● Task instructions: Print the data below again in full, exactly as it stands, with no images.

....

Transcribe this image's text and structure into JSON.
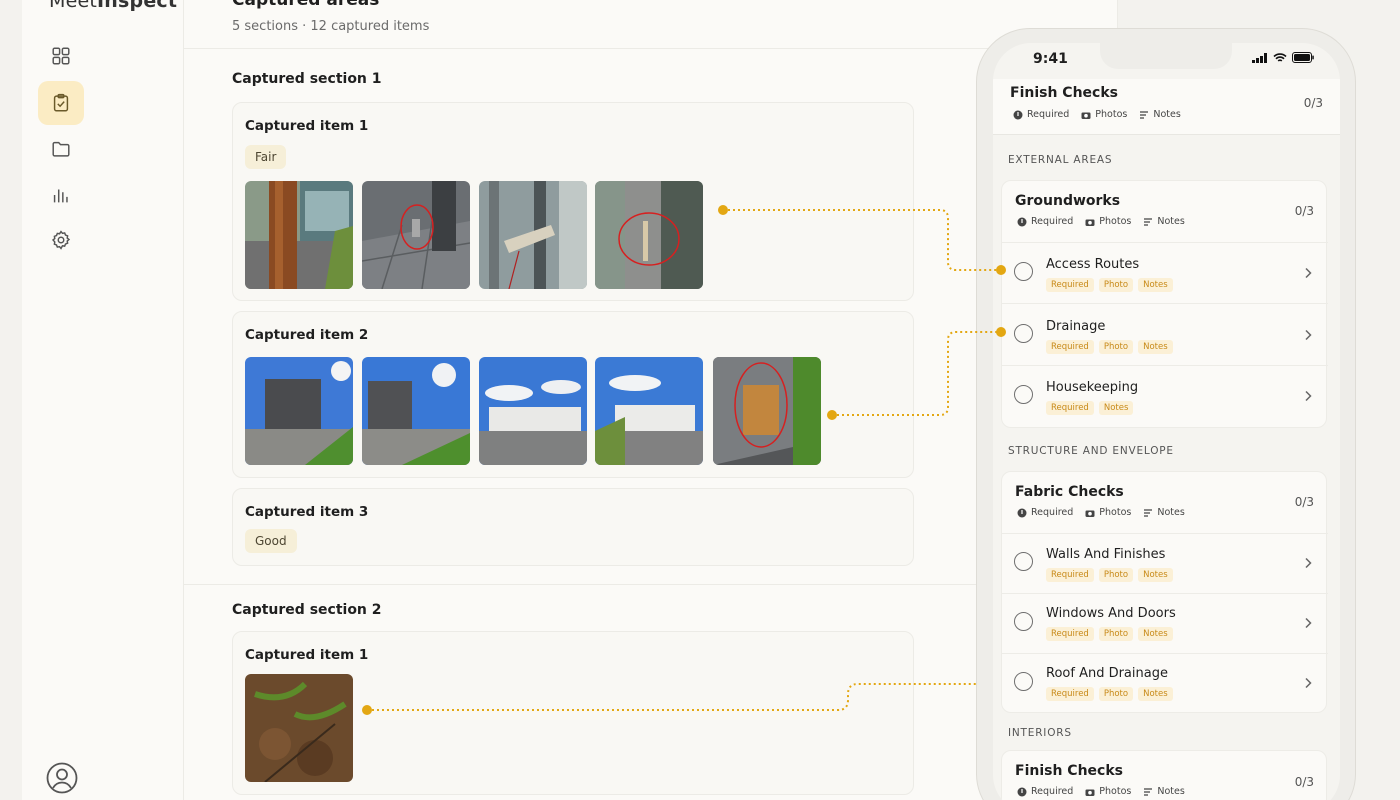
{
  "app": {
    "logo_light": "Meet",
    "logo_bold": "Inspect"
  },
  "sidebar": {
    "items": [
      {
        "icon": "grid-icon"
      },
      {
        "icon": "clipboard-check-icon",
        "active": true
      },
      {
        "icon": "folder-icon"
      },
      {
        "icon": "bar-chart-icon"
      },
      {
        "icon": "gear-icon"
      }
    ],
    "user_icon": "user-circle-icon"
  },
  "main": {
    "title": "Captured areas",
    "subtitle": "5 sections · 12 captured items",
    "sections": [
      {
        "title": "Captured section 1",
        "items": [
          {
            "title": "Captured item 1",
            "badge": "Fair",
            "photos": 4
          },
          {
            "title": "Captured item 2",
            "photos": 5
          },
          {
            "title": "Captured item 3",
            "badge": "Good",
            "photos": 0
          }
        ]
      },
      {
        "title": "Captured section 2",
        "items": [
          {
            "title": "Captured item 1",
            "photos": 1
          }
        ]
      }
    ]
  },
  "phone": {
    "status_time": "9:41",
    "header": {
      "title": "Finish Checks",
      "count": "0/3"
    },
    "meta": {
      "required": "Required",
      "photos": "Photos",
      "notes": "Notes"
    },
    "tags": {
      "required": "Required",
      "photo": "Photo",
      "notes": "Notes"
    },
    "sections": [
      {
        "label": "EXTERNAL AREAS",
        "group": {
          "title": "Groundworks",
          "count": "0/3",
          "rows": [
            {
              "label": "Access Routes"
            },
            {
              "label": "Drainage"
            },
            {
              "label": "Housekeeping"
            }
          ]
        }
      },
      {
        "label": "STRUCTURE AND ENVELOPE",
        "group": {
          "title": "Fabric Checks",
          "count": "0/3",
          "rows": [
            {
              "label": "Walls And Finishes"
            },
            {
              "label": "Windows And Doors"
            },
            {
              "label": "Roof And Drainage"
            }
          ]
        }
      },
      {
        "label": "INTERIORS",
        "group": {
          "title": "Finish Checks",
          "count": "0/3"
        }
      }
    ]
  },
  "colors": {
    "accent": "#e3a712",
    "active_nav": "#fbecc4",
    "tag_text": "#c88a19",
    "tag_bg": "#fbf0d6"
  }
}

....

● Solution:
Transcribe this image's text and structure into JSON.
{
  "app": {
    "logo_light": "Meet",
    "logo_bold": "Inspect"
  },
  "sidebar": {
    "items": [
      {
        "icon": "grid-icon"
      },
      {
        "icon": "clipboard-check-icon",
        "active": true
      },
      {
        "icon": "folder-icon"
      },
      {
        "icon": "bar-chart-icon"
      },
      {
        "icon": "gear-icon"
      }
    ],
    "user_icon": "user-circle-icon"
  },
  "main": {
    "title": "Captured areas",
    "subtitle": "5 sections · 12 captured items",
    "sections": [
      {
        "title": "Captured section 1",
        "items": [
          {
            "title": "Captured item 1",
            "badge": "Fair",
            "photos": 4
          },
          {
            "title": "Captured item 2",
            "photos": 5
          },
          {
            "title": "Captured item 3",
            "badge": "Good",
            "photos": 0
          }
        ]
      },
      {
        "title": "Captured section 2",
        "items": [
          {
            "title": "Captured item 1",
            "photos": 1
          }
        ]
      }
    ]
  },
  "phone": {
    "status_time": "9:41",
    "header": {
      "title": "Finish Checks",
      "count": "0/3"
    },
    "meta": {
      "required": "Required",
      "photos": "Photos",
      "notes": "Notes"
    },
    "tags": {
      "required": "Required",
      "photo": "Photo",
      "notes": "Notes"
    },
    "sections": [
      {
        "label": "EXTERNAL AREAS",
        "group": {
          "title": "Groundworks",
          "count": "0/3",
          "rows": [
            {
              "label": "Access Routes"
            },
            {
              "label": "Drainage"
            },
            {
              "label": "Housekeeping"
            }
          ]
        }
      },
      {
        "label": "STRUCTURE AND ENVELOPE",
        "group": {
          "title": "Fabric Checks",
          "count": "0/3",
          "rows": [
            {
              "label": "Walls And Finishes"
            },
            {
              "label": "Windows And Doors"
            },
            {
              "label": "Roof And Drainage"
            }
          ]
        }
      },
      {
        "label": "INTERIORS",
        "group": {
          "title": "Finish Checks",
          "count": "0/3"
        }
      }
    ]
  },
  "colors": {
    "accent": "#e3a712",
    "active_nav": "#fbecc4",
    "tag_text": "#c88a19",
    "tag_bg": "#fbf0d6"
  }
}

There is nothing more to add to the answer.